## MATERIAL PROVIDED
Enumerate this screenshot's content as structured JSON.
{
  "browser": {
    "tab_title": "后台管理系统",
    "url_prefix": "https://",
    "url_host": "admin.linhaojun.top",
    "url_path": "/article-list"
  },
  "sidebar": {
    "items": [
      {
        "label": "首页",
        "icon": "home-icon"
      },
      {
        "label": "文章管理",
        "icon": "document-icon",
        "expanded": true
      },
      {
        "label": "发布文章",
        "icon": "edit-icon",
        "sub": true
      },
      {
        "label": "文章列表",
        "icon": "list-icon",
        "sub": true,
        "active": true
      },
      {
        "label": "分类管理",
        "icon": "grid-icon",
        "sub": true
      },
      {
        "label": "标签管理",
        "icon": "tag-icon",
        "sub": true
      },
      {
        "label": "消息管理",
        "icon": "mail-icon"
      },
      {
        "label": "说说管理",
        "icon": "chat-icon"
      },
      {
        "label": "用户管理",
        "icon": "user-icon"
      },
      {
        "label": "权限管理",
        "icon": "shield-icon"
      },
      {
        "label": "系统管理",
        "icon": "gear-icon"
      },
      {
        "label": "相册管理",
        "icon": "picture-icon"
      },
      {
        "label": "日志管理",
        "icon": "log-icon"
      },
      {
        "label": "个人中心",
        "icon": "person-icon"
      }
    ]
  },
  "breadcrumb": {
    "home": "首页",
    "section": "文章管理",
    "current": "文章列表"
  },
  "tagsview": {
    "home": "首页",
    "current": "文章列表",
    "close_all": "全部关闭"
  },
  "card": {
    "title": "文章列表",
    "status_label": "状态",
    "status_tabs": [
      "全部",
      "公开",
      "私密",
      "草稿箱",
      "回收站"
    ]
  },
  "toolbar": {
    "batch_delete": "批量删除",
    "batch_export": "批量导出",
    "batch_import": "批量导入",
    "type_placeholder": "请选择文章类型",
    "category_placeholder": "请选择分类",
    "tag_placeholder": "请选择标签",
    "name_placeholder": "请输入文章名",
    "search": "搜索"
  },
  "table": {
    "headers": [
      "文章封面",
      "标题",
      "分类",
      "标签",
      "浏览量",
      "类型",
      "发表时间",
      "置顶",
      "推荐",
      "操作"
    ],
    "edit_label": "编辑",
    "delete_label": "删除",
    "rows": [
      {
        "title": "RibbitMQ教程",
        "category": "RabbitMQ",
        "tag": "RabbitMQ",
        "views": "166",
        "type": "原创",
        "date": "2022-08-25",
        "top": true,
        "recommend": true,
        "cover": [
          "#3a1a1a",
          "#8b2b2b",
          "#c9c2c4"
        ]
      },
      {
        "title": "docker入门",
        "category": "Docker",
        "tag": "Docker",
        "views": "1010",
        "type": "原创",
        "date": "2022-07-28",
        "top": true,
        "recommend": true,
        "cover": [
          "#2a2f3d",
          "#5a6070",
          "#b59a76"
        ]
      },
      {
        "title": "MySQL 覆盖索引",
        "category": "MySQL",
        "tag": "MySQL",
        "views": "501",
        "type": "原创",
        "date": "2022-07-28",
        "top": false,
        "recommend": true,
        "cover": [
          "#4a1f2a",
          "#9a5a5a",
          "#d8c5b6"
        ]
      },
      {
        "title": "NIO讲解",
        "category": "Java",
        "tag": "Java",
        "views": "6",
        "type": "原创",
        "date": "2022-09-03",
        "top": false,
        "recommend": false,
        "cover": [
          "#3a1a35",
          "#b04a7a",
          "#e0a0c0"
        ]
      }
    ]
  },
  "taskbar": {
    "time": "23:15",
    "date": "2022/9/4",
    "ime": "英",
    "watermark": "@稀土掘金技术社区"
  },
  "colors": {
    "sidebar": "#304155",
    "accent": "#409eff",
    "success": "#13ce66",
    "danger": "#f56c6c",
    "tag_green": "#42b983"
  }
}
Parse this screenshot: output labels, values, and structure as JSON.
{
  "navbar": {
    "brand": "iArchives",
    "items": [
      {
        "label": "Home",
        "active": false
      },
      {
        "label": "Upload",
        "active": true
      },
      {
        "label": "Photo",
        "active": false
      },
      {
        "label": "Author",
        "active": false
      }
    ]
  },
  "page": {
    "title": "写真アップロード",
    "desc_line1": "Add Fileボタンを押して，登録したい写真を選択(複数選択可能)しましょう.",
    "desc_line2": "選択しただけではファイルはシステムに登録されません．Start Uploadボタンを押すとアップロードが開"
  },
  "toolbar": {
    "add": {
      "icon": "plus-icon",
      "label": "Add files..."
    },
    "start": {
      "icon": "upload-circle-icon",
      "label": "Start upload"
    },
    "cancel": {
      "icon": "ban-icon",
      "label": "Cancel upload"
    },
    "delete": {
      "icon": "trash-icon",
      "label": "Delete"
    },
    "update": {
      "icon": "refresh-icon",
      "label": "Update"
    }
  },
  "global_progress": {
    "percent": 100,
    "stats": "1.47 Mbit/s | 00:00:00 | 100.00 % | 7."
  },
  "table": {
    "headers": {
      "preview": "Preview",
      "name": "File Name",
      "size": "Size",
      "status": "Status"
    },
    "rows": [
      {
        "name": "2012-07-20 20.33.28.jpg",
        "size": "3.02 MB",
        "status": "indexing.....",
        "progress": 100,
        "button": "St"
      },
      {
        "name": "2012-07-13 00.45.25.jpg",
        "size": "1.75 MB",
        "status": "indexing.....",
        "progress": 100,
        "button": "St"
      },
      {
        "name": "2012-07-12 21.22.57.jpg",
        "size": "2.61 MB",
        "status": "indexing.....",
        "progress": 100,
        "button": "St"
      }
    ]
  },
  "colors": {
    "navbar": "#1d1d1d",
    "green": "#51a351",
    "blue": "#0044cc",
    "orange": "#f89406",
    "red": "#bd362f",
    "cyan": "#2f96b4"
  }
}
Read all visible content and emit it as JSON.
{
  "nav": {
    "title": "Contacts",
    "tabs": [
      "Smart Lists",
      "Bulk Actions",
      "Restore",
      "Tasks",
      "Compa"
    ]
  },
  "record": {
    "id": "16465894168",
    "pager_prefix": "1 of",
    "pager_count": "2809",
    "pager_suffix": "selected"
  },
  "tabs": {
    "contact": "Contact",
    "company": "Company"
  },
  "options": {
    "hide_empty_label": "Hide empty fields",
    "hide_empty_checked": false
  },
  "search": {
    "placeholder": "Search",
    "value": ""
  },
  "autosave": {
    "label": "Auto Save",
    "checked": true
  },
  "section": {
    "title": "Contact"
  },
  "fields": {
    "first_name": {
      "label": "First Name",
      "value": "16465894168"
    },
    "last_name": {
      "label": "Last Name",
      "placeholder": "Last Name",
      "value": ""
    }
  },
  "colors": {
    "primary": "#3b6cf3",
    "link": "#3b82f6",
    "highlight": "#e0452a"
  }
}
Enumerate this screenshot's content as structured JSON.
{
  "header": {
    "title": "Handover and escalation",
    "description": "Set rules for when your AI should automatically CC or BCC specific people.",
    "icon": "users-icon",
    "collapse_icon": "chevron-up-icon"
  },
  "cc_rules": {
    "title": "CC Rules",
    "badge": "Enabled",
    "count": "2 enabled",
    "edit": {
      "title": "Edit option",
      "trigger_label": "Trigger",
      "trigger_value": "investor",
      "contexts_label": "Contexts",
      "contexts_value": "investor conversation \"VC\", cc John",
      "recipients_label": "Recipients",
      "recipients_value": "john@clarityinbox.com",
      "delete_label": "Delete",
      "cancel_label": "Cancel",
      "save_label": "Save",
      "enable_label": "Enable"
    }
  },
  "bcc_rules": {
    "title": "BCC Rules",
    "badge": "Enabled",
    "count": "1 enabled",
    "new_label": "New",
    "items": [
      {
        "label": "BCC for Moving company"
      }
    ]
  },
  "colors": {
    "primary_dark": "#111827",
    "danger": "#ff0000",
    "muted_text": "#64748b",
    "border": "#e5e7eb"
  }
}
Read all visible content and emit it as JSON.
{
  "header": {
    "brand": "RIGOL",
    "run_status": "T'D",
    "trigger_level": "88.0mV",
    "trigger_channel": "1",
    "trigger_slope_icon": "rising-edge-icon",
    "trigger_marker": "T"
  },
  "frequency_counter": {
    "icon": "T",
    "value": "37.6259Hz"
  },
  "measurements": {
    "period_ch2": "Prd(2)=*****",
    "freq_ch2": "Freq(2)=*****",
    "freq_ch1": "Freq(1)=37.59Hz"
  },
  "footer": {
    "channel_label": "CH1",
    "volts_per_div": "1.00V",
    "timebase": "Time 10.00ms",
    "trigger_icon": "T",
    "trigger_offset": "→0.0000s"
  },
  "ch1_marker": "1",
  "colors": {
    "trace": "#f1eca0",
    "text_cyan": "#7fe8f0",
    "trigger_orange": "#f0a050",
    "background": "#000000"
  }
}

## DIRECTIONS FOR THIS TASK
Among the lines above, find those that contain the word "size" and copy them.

## COMPLETED TASK
      "size": "Size",
        "size": "3.02 MB",
        "size": "1.75 MB",
        "size": "2.61 MB",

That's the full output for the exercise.